▶ _Work to complete_
Your answer must be the records below repeated word for word, with no pictures in it.

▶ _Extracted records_

########################################

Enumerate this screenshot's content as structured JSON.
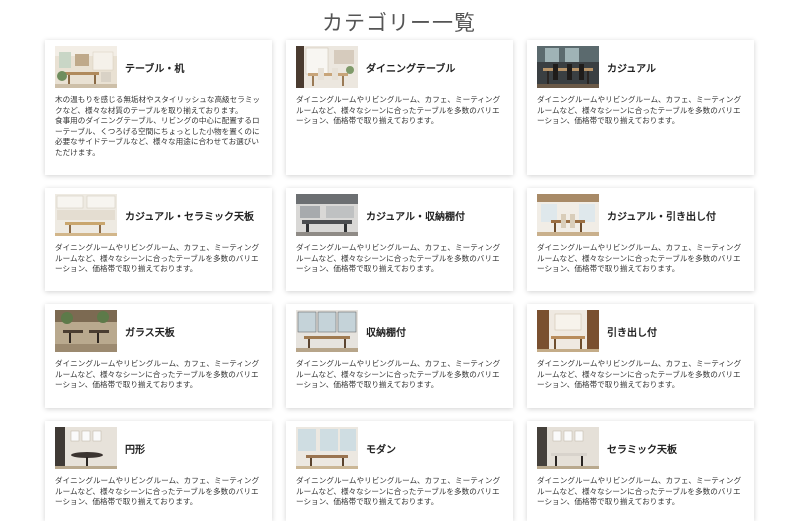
{
  "page": {
    "title": "カテゴリー一覧"
  },
  "categories": [
    {
      "title": "テーブル・机",
      "thumb_icon": "living-room-photo-icon",
      "description": "木の温もりを感じる無垢材やスタイリッシュな高級セラミックなど、様々な材質のテーブルを取り揃えております。\n食事用のダイニングテーブル、リビングの中心に配置するローテーブル、くつろげる空間にちょっとした小物を置くのに必要なサイドテーブルなど、様々な用途に合わせてお選びいただけます。"
    },
    {
      "title": "ダイニングテーブル",
      "thumb_icon": "dining-room-photo-icon",
      "description": "ダイニングルームやリビングルーム、カフェ、ミーティングルームなど、様々なシーンに合ったテーブルを多数のバリエーション、価格帯で取り揃えております。"
    },
    {
      "title": "カジュアル",
      "thumb_icon": "casual-dining-photo-icon",
      "description": "ダイニングルームやリビングルーム、カフェ、ミーティングルームなど、様々なシーンに合ったテーブルを多数のバリエーション、価格帯で取り揃えております。"
    },
    {
      "title": "カジュアル・セラミック天板",
      "thumb_icon": "kitchen-photo-icon",
      "description": "ダイニングルームやリビングルーム、カフェ、ミーティングルームなど、様々なシーンに合ったテーブルを多数のバリエーション、価格帯で取り揃えております。"
    },
    {
      "title": "カジュアル・収納棚付",
      "thumb_icon": "open-kitchen-photo-icon",
      "description": "ダイニングルームやリビングルーム、カフェ、ミーティングルームなど、様々なシーンに合ったテーブルを多数のバリエーション、価格帯で取り揃えております。"
    },
    {
      "title": "カジュアル・引き出し付",
      "thumb_icon": "bright-dining-photo-icon",
      "description": "ダイニングルームやリビングルーム、カフェ、ミーティングルームなど、様々なシーンに合ったテーブルを多数のバリエーション、価格帯で取り揃えております。"
    },
    {
      "title": "ガラス天板",
      "thumb_icon": "cafe-terrace-photo-icon",
      "description": "ダイニングルームやリビングルーム、カフェ、ミーティングルームなど、様々なシーンに合ったテーブルを多数のバリエーション、価格帯で取り揃えております。"
    },
    {
      "title": "収納棚付",
      "thumb_icon": "window-dining-photo-icon",
      "description": "ダイニングルームやリビングルーム、カフェ、ミーティングルームなど、様々なシーンに合ったテーブルを多数のバリエーション、価格帯で取り揃えております。"
    },
    {
      "title": "引き出し付",
      "thumb_icon": "wood-wall-dining-photo-icon",
      "description": "ダイニングルームやリビングルーム、カフェ、ミーティングルームなど、様々なシーンに合ったテーブルを多数のバリエーション、価格帯で取り揃えております。"
    },
    {
      "title": "円形",
      "thumb_icon": "round-table-photo-icon",
      "description": "ダイニングルームやリビングルーム、カフェ、ミーティングルームなど、様々なシーンに合ったテーブルを多数のバリエーション、価格帯で取り揃えております。"
    },
    {
      "title": "モダン",
      "thumb_icon": "modern-dining-photo-icon",
      "description": "ダイニングルームやリビングルーム、カフェ、ミーティングルームなど、様々なシーンに合ったテーブルを多数のバリエーション、価格帯で取り揃えております。"
    },
    {
      "title": "セラミック天板",
      "thumb_icon": "ceramic-table-photo-icon",
      "description": "ダイニングルームやリビングルーム、カフェ、ミーティングルームなど、様々なシーンに合ったテーブルを多数のバリエーション、価格帯で取り揃えております。"
    }
  ]
}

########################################

▶ _Output_
Enumerate this screenshot's content as structured JSON.
{
  "page": {
    "title": "カテゴリー一覧"
  },
  "categories": [
    {
      "title": "テーブル・机",
      "thumb_icon": "living-room-photo-icon",
      "description": "木の温もりを感じる無垢材やスタイリッシュな高級セラミックなど、様々な材質のテーブルを取り揃えております。\n食事用のダイニングテーブル、リビングの中心に配置するローテーブル、くつろげる空間にちょっとした小物を置くのに必要なサイドテーブルなど、様々な用途に合わせてお選びいただけます。"
    },
    {
      "title": "ダイニングテーブル",
      "thumb_icon": "dining-room-photo-icon",
      "description": "ダイニングルームやリビングルーム、カフェ、ミーティングルームなど、様々なシーンに合ったテーブルを多数のバリエーション、価格帯で取り揃えております。"
    },
    {
      "title": "カジュアル",
      "thumb_icon": "casual-dining-photo-icon",
      "description": "ダイニングルームやリビングルーム、カフェ、ミーティングルームなど、様々なシーンに合ったテーブルを多数のバリエーション、価格帯で取り揃えております。"
    },
    {
      "title": "カジュアル・セラミック天板",
      "thumb_icon": "kitchen-photo-icon",
      "description": "ダイニングルームやリビングルーム、カフェ、ミーティングルームなど、様々なシーンに合ったテーブルを多数のバリエーション、価格帯で取り揃えております。"
    },
    {
      "title": "カジュアル・収納棚付",
      "thumb_icon": "open-kitchen-photo-icon",
      "description": "ダイニングルームやリビングルーム、カフェ、ミーティングルームなど、様々なシーンに合ったテーブルを多数のバリエーション、価格帯で取り揃えております。"
    },
    {
      "title": "カジュアル・引き出し付",
      "thumb_icon": "bright-dining-photo-icon",
      "description": "ダイニングルームやリビングルーム、カフェ、ミーティングルームなど、様々なシーンに合ったテーブルを多数のバリエーション、価格帯で取り揃えております。"
    },
    {
      "title": "ガラス天板",
      "thumb_icon": "cafe-terrace-photo-icon",
      "description": "ダイニングルームやリビングルーム、カフェ、ミーティングルームなど、様々なシーンに合ったテーブルを多数のバリエーション、価格帯で取り揃えております。"
    },
    {
      "title": "収納棚付",
      "thumb_icon": "window-dining-photo-icon",
      "description": "ダイニングルームやリビングルーム、カフェ、ミーティングルームなど、様々なシーンに合ったテーブルを多数のバリエーション、価格帯で取り揃えております。"
    },
    {
      "title": "引き出し付",
      "thumb_icon": "wood-wall-dining-photo-icon",
      "description": "ダイニングルームやリビングルーム、カフェ、ミーティングルームなど、様々なシーンに合ったテーブルを多数のバリエーション、価格帯で取り揃えております。"
    },
    {
      "title": "円形",
      "thumb_icon": "round-table-photo-icon",
      "description": "ダイニングルームやリビングルーム、カフェ、ミーティングルームなど、様々なシーンに合ったテーブルを多数のバリエーション、価格帯で取り揃えております。"
    },
    {
      "title": "モダン",
      "thumb_icon": "modern-dining-photo-icon",
      "description": "ダイニングルームやリビングルーム、カフェ、ミーティングルームなど、様々なシーンに合ったテーブルを多数のバリエーション、価格帯で取り揃えております。"
    },
    {
      "title": "セラミック天板",
      "thumb_icon": "ceramic-table-photo-icon",
      "description": "ダイニングルームやリビングルーム、カフェ、ミーティングルームなど、様々なシーンに合ったテーブルを多数のバリエーション、価格帯で取り揃えております。"
    }
  ]
}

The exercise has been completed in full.